◆ Your goal: The answer must be an exact copy of the entries that follow, with all images removed.

[Data for this exercise — start]

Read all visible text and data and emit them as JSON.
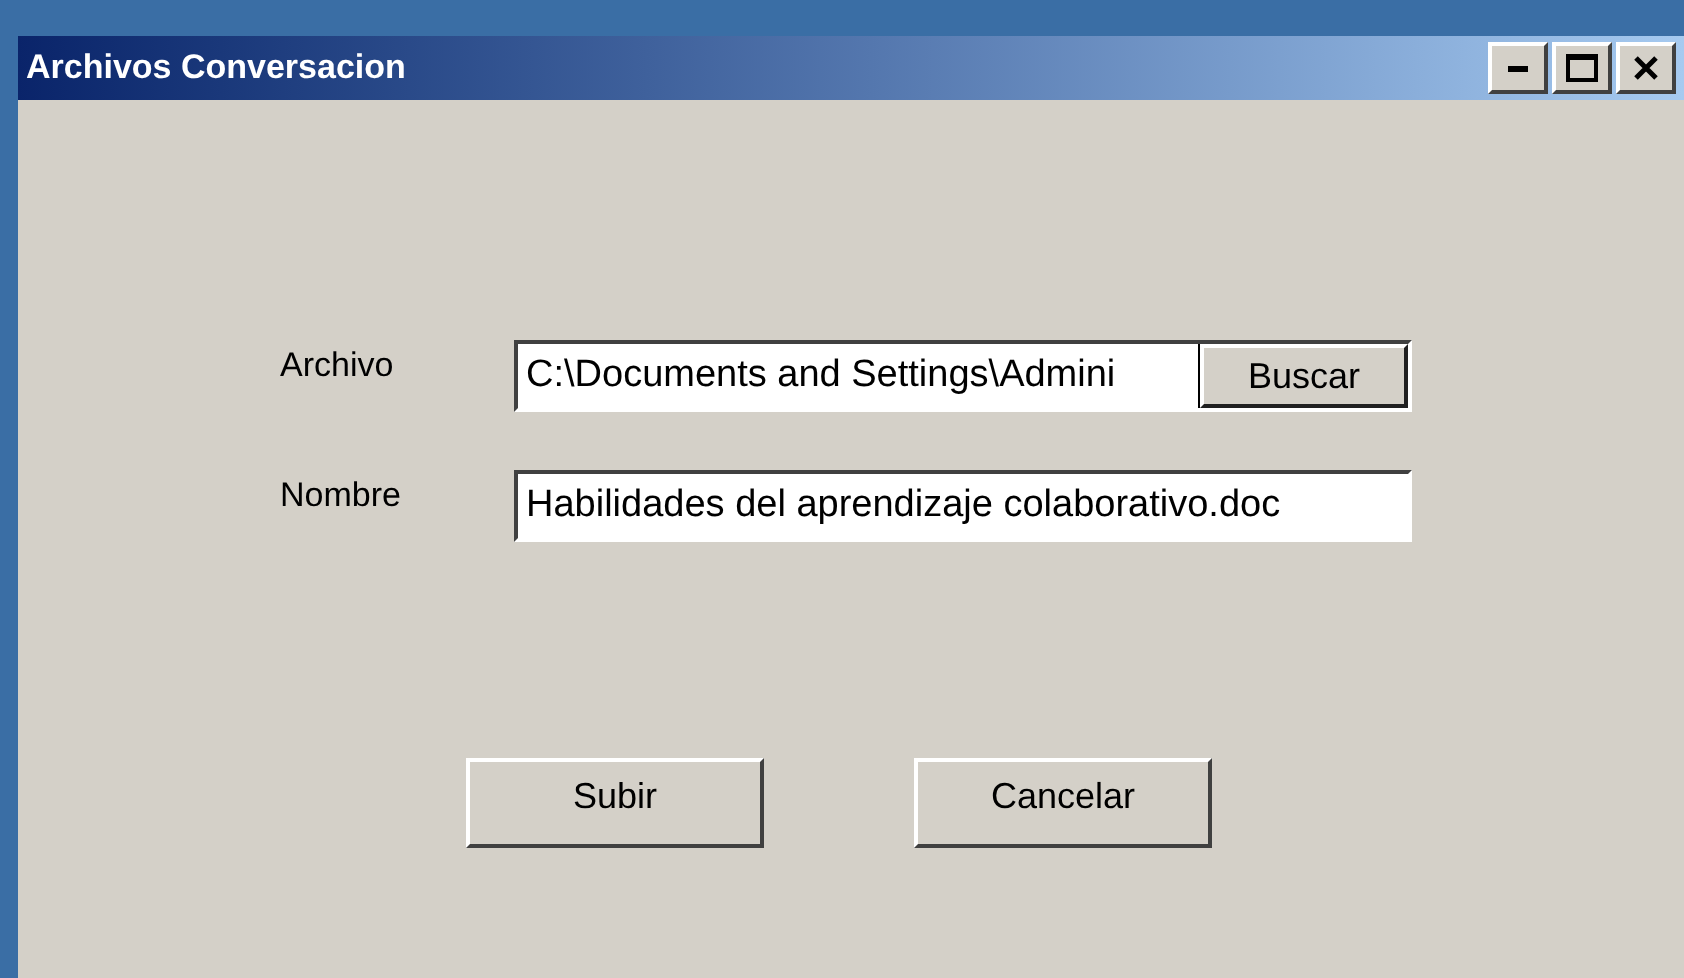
{
  "window": {
    "title": "Archivos Conversacion"
  },
  "fields": [
    {
      "label": "Archivo",
      "value": "C:\\Documents and Settings\\Admini",
      "button": "Buscar"
    },
    {
      "label": "Nombre",
      "value": "Habilidades del aprendizaje colaborativo.doc"
    }
  ],
  "buttons": [
    "Subir",
    "Cancelar"
  ]
}
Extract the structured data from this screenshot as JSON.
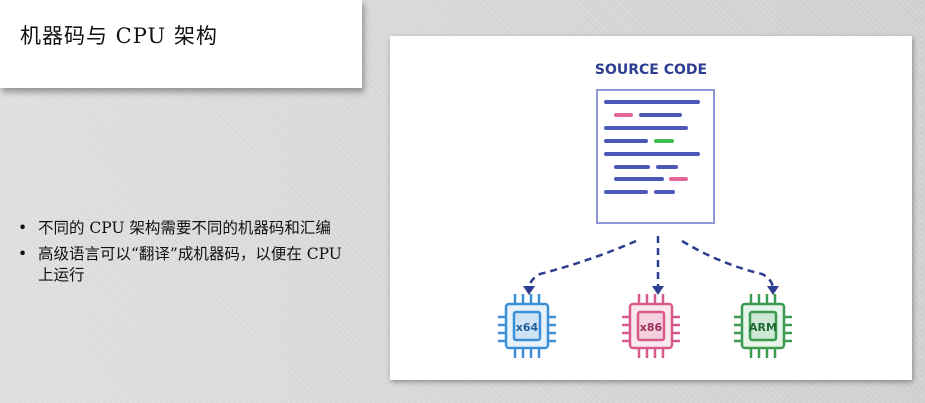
{
  "slide": {
    "title": "机器码与 CPU 架构",
    "bullets": [
      {
        "text": "不同的 CPU 架构需要不同的机器码和汇编"
      },
      {
        "text": "高级语言可以“翻译”成机器码，以便在 CPU 上运行"
      }
    ]
  },
  "diagram": {
    "source_label": "SOURCE CODE",
    "chips": [
      {
        "label": "x64",
        "color": "#3a8fd6"
      },
      {
        "label": "x86",
        "color": "#d75a8a"
      },
      {
        "label": "ARM",
        "color": "#3a9a4f"
      }
    ],
    "colors": {
      "code_line": "#4b58b8",
      "accent_pink": "#e0679a",
      "accent_green": "#3fbf4f",
      "arrow": "#2d3d8f"
    }
  }
}
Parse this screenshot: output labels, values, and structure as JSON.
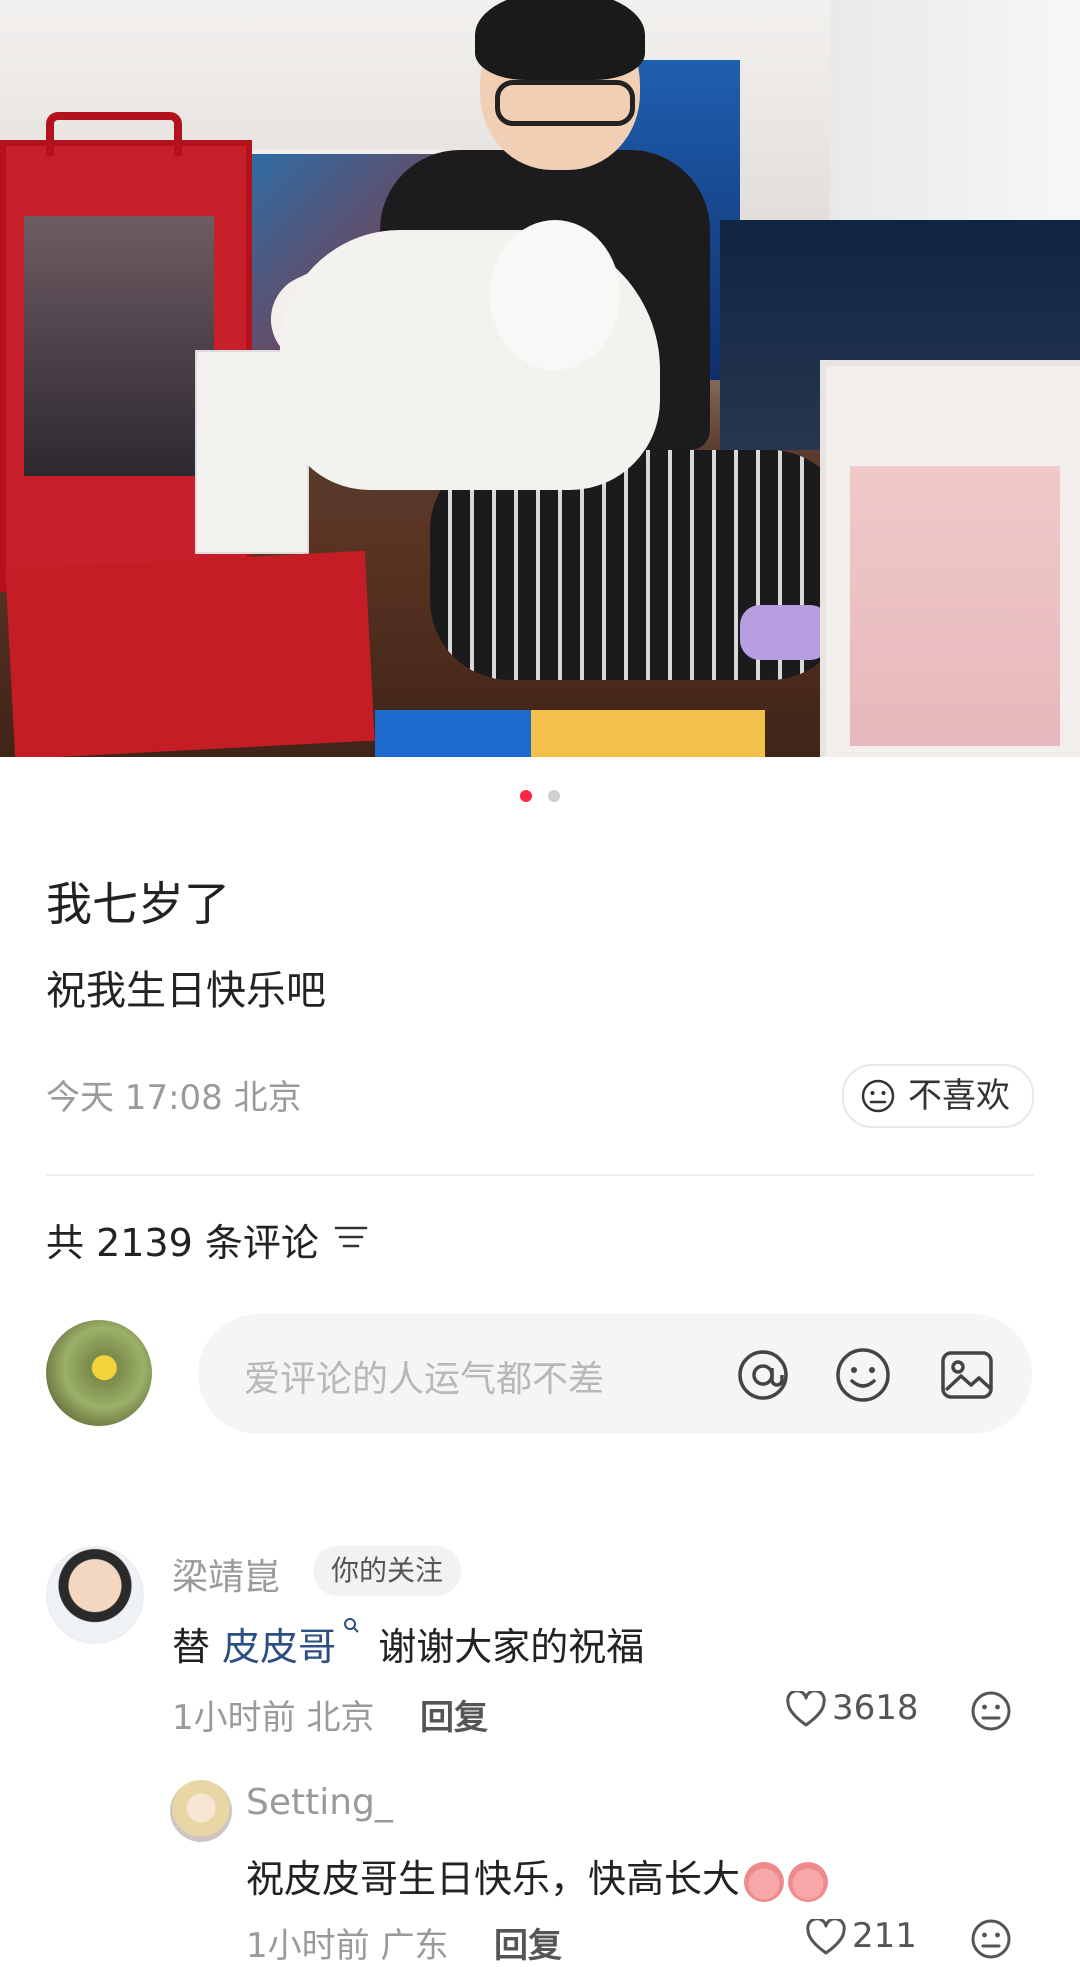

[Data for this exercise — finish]

◆ Task result:
Read all visible text and data and emit them as JSON.
{
  "window": {
    "title": "Archivos Conversacion"
  },
  "fields": [
    {
      "label": "Archivo",
      "value": "C:\\Documents and Settings\\Admini",
      "button": "Buscar"
    },
    {
      "label": "Nombre",
      "value": "Habilidades del aprendizaje colaborativo.doc"
    }
  ],
  "buttons": [
    "Subir",
    "Cancelar"
  ]
}
Extract the structured data from this screenshot as JSON.
{
  "slide": {
    "title": "机器码与 CPU 架构",
    "bullets": [
      {
        "text": "不同的 CPU 架构需要不同的机器码和汇编"
      },
      {
        "text": "高级语言可以“翻译”成机器码，以便在 CPU 上运行"
      }
    ]
  },
  "diagram": {
    "source_label": "SOURCE CODE",
    "chips": [
      {
        "label": "x64",
        "color": "#3a8fd6"
      },
      {
        "label": "x86",
        "color": "#d75a8a"
      },
      {
        "label": "ARM",
        "color": "#3a9a4f"
      }
    ],
    "colors": {
      "code_line": "#4b58b8",
      "accent_pink": "#e0679a",
      "accent_green": "#3fbf4f",
      "arrow": "#2d3d8f"
    }
  }
}
Parse this screenshot: output labels, values, and structure as JSON.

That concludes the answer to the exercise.